RBZ trains stakeholders on Collateral Registry System
MASVINGO – The Reserve Bank of Zimbabwe (RBZ) recently conducted a Collateral Registry System training workshop with microfinance and banking institutions to capacitate them on the use of the automated system.
A collateral registry is a publicly available database of interests in or ownership of movable assets allowing borrowers to prove their credit worthiness and potential lenders to access their ranking priority in potential claims against particular collateral.
The workshop which was held at Flamboyant, a Regency Group hotel last week on Monday was also meant to equip law firms, Micro, Small and Medium Enterprises and individuals with information on the operations and benefits of the system.
The registry was launched through Statutory Instrument 190 of 2022 in line with the Movable Property Security Interest Act (Chapter 14:35).
Speaking at the training program, RBZ Deputy Director, Bank Supervision Division, Ruzayi Chiviri commended the new system which he said carries notable benefits for borrowers and lenders.
The movable assets include livestock, household goods, crops, business stock as well as farm equipment.
“The system enables borrowers to leverage their movable assets to obtain credit. The general public can also access the registry to check if an asset they are about to purchase has not been pledged as collateral for a loan that is being serviced.
“The system makes it easier to get a loan especially for special groups such as Micro, Small and Medium Enterprises and individuals who may not have access to immovable assets such as land and houses typically required by lenders,” said Chiviri
Chiviri said the use of another person’s assets as collateral for a loan is possible when there is a written and signed consent document of the agreement between the owner of the asset and the borrower.
He added that pooling of assets by multiple individuals is possible so as to obtain a higher-value loan. Again these assets can either be individually owned by each participating party or co-owned by multiple parties.
RBZ Principal Bank Examiner, Vimbai Muchedzi in her presentation stated that assets pledged as collateral against a loan accessed can be registered in the Collateral Registry System.
“This will be the duty of the lending institution or law firms who may be acting on behalf of secured creditors. Terms of loans will be dictated by the lending institution which can be banking institutions, deposit-taking microfinance institutions, credit-only microfinance institutions, savings, and credit cooperative societies and other secured creditors. The RBZ will only be managing technical aspects of the Collateral Registry system,” said Muchedzi.
Chihambakwe Law Firm lawyer, Knowledge Mabvure felt that the system may rob them of their work as everyone can perform the process through the website without requiring their services.
“Our future is under threat; this is notarial work which is regulated by the Deeds Registry Act. A lawyer who is a notary public is authorized to draft notarial bonds.
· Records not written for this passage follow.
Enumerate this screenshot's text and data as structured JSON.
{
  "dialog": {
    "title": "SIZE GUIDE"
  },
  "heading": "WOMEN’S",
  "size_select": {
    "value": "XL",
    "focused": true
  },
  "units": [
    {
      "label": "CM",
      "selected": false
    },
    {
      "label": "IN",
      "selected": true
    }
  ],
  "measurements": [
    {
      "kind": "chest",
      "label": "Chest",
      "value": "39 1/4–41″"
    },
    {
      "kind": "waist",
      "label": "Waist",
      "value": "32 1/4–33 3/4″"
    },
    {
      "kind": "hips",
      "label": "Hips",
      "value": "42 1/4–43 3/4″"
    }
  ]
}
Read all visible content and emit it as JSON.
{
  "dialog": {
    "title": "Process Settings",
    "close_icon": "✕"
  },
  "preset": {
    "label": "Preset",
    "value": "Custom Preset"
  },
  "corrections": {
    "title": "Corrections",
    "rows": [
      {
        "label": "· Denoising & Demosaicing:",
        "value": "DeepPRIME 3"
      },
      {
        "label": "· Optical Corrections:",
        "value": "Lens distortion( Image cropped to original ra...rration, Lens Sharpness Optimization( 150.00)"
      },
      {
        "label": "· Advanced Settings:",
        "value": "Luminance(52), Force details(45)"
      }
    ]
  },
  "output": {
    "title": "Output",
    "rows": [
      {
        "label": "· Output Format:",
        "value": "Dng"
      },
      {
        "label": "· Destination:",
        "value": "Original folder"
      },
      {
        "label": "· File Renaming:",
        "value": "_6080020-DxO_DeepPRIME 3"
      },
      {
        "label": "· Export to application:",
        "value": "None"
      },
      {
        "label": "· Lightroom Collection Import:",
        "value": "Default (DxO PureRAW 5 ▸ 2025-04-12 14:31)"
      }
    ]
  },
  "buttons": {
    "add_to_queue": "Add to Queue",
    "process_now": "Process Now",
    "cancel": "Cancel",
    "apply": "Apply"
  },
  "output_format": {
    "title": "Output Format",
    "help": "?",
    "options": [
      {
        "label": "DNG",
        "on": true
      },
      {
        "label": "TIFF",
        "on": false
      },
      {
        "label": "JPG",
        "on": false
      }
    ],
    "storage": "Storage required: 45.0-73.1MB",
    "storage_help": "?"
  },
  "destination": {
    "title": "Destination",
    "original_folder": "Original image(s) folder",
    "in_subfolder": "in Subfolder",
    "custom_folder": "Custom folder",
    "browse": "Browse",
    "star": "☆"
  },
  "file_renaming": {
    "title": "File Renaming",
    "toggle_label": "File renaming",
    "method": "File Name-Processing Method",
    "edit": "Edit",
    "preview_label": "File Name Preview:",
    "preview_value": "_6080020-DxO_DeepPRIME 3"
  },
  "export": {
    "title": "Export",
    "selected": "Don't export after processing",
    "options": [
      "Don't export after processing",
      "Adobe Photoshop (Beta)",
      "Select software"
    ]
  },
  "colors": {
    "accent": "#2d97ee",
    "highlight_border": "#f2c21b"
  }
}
Financial institutions are empowered in terms of the Movable-Properties Security Interest Act (Chapter 14.35) to register the same on the online platform through the Reserve Bank collateral registry system from the comfort of their offices without any qualifications required. There is no more need for banking institutions to approach law firms for registration of notarial bonds. As law firms we are challenged to be innovative and fit into the system,” said Mabvure.
Transparent collateral registries allow lenders to check if collateral being offered as security for a loan has already been pledged to another lender. Modern collateral registries are often computerized, improving the timeliness, accuracy, and accessibility of collateral information to avoid disputes over rights to property.
This also entails notarial bond, note of hand, charge, secured debenture, pledge, trust receipts, financial lease and any other transaction that secures payment or performance obligation.